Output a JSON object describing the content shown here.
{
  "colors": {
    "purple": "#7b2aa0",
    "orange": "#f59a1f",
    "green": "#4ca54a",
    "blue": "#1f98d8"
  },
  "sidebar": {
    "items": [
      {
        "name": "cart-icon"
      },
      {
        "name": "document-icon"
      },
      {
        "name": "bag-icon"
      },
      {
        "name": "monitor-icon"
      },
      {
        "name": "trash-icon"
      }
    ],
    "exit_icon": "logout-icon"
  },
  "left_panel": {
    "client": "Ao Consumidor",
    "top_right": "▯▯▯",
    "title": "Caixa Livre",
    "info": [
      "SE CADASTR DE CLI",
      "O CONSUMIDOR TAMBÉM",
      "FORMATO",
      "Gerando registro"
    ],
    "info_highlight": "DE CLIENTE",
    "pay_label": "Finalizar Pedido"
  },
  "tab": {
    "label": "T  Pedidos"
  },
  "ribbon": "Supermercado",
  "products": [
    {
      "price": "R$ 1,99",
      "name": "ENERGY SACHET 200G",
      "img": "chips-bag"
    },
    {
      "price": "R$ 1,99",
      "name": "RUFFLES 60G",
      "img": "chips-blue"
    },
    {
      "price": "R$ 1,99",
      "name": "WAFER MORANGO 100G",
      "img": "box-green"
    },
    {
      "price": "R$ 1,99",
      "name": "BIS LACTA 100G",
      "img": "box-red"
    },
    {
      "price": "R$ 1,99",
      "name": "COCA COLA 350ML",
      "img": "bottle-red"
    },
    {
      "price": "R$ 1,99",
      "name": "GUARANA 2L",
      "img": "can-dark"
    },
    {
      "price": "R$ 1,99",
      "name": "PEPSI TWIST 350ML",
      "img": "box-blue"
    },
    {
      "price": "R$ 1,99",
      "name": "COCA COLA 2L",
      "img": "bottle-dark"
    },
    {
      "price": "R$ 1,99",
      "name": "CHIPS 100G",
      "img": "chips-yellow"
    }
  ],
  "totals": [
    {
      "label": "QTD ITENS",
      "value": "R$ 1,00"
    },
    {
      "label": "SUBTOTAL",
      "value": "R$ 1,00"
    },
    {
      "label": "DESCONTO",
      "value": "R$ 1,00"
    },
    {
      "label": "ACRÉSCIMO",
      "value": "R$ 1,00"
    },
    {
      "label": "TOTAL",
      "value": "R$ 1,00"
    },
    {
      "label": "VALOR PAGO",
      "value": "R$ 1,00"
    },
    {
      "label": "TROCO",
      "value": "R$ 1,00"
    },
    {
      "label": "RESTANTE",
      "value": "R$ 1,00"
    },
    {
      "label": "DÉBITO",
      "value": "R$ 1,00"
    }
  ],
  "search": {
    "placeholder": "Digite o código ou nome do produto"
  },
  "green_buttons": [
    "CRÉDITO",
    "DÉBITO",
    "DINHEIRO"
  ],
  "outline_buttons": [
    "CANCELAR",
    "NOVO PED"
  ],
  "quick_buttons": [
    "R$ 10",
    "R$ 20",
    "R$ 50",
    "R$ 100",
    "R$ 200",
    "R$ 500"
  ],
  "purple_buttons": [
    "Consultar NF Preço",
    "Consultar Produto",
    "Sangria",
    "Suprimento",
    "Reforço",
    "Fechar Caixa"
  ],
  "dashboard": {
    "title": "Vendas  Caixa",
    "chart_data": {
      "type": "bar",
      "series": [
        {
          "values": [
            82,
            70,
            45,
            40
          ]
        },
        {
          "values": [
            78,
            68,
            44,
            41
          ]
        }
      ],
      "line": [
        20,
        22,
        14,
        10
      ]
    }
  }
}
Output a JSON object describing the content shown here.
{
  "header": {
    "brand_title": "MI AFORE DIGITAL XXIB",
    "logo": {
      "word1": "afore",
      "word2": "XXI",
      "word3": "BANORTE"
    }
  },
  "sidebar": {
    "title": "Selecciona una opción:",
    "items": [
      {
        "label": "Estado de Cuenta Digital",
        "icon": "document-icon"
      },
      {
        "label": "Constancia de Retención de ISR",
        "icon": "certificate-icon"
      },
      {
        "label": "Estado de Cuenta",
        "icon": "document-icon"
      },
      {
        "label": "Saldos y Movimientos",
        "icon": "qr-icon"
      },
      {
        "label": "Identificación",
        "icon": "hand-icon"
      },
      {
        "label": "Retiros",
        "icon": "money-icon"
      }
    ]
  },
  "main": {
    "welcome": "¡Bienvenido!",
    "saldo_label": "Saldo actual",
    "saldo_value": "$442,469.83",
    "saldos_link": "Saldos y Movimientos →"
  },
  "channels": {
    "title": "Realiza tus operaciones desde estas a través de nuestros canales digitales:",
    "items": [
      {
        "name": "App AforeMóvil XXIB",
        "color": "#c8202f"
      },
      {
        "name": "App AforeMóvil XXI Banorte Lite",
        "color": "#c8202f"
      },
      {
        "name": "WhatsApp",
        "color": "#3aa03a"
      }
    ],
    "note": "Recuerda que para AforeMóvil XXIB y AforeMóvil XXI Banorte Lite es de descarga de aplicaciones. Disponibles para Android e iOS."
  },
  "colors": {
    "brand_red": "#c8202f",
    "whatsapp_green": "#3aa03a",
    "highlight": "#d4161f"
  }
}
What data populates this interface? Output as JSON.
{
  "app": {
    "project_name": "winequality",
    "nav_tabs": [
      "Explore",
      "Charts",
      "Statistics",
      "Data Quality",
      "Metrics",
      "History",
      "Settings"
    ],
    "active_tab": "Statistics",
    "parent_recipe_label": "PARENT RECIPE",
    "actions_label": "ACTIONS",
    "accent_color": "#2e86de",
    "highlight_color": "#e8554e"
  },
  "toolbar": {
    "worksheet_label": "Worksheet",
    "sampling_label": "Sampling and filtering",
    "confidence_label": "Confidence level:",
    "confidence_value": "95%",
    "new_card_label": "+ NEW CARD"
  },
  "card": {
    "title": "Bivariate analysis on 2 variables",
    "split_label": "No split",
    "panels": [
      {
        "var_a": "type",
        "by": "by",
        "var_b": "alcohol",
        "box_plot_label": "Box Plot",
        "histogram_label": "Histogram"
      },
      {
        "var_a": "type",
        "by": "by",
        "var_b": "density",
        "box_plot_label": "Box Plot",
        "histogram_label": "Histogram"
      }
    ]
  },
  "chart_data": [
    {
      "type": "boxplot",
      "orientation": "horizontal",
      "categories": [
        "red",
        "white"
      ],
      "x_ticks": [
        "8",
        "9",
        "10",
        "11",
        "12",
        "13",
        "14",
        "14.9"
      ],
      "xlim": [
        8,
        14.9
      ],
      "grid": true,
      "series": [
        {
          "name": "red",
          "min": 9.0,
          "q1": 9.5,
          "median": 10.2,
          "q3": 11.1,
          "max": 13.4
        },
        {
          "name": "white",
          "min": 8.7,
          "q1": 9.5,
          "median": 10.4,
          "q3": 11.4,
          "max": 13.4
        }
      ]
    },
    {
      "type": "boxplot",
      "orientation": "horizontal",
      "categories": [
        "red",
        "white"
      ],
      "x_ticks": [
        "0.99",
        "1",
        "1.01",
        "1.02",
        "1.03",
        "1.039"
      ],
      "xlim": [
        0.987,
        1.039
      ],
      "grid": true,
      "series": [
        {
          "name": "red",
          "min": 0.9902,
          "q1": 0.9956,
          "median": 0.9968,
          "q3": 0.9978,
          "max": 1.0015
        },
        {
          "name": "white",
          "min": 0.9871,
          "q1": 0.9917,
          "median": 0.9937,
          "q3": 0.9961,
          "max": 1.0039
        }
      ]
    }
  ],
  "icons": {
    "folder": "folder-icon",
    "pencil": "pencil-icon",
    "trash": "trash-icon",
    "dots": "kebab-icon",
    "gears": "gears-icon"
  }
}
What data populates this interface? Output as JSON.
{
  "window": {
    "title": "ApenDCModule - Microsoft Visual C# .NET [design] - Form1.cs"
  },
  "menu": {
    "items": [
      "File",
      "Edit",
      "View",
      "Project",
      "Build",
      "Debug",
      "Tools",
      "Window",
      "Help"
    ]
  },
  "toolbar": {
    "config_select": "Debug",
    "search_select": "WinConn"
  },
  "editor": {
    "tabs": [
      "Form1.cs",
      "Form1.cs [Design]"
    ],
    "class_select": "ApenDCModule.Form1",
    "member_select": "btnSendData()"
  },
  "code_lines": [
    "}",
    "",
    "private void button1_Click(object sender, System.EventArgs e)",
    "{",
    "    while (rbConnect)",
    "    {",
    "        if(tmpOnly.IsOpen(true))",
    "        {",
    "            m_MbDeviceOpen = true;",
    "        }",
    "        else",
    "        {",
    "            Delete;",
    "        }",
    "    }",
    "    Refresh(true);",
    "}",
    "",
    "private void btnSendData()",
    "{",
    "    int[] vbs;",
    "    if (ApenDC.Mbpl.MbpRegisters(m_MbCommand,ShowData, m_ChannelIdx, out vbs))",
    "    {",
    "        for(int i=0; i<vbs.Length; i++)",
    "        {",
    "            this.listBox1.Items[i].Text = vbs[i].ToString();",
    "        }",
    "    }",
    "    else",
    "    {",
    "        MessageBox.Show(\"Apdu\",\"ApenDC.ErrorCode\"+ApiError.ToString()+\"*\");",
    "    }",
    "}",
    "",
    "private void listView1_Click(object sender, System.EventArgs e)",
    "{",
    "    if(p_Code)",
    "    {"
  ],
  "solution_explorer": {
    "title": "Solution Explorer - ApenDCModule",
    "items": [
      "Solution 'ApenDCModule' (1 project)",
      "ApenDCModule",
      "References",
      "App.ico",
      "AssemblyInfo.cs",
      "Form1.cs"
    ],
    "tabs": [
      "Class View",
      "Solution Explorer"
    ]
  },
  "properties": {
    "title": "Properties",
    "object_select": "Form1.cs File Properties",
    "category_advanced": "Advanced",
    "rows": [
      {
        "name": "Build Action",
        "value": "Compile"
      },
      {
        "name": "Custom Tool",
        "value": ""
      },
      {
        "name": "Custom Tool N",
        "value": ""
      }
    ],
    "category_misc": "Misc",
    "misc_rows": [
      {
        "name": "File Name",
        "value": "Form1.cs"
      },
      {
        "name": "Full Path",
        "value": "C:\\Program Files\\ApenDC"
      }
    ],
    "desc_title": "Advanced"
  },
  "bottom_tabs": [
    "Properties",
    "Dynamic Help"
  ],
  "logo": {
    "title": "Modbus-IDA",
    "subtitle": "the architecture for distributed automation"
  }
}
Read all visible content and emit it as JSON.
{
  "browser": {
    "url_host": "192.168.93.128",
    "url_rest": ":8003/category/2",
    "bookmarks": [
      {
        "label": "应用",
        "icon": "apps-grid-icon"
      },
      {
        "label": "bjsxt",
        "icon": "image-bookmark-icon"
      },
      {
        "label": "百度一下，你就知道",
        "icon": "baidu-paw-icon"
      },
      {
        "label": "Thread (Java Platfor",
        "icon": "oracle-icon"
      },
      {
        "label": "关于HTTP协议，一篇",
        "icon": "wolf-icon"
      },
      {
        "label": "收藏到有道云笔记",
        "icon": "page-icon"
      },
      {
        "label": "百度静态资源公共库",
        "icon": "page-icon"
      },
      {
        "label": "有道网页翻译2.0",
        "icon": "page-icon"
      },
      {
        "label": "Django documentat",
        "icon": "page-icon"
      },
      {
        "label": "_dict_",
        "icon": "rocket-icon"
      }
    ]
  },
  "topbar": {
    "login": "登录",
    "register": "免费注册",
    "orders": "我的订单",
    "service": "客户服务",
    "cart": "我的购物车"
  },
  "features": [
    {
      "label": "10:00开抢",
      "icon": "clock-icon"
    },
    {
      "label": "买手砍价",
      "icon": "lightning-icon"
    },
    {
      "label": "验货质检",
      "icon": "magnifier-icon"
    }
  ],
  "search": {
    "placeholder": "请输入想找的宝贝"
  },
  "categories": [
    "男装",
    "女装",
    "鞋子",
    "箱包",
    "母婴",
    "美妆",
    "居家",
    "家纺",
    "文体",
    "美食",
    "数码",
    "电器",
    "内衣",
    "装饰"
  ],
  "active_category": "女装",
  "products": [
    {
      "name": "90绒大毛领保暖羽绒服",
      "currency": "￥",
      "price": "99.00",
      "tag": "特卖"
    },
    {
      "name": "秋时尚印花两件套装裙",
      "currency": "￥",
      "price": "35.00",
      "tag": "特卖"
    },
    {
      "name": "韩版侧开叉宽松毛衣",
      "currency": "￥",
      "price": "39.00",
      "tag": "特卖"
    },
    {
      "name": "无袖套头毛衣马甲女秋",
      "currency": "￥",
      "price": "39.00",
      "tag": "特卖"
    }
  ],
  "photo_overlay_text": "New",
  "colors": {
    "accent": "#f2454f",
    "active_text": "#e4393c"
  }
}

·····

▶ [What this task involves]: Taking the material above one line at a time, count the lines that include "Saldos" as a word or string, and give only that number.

▶ [Written solution]: 2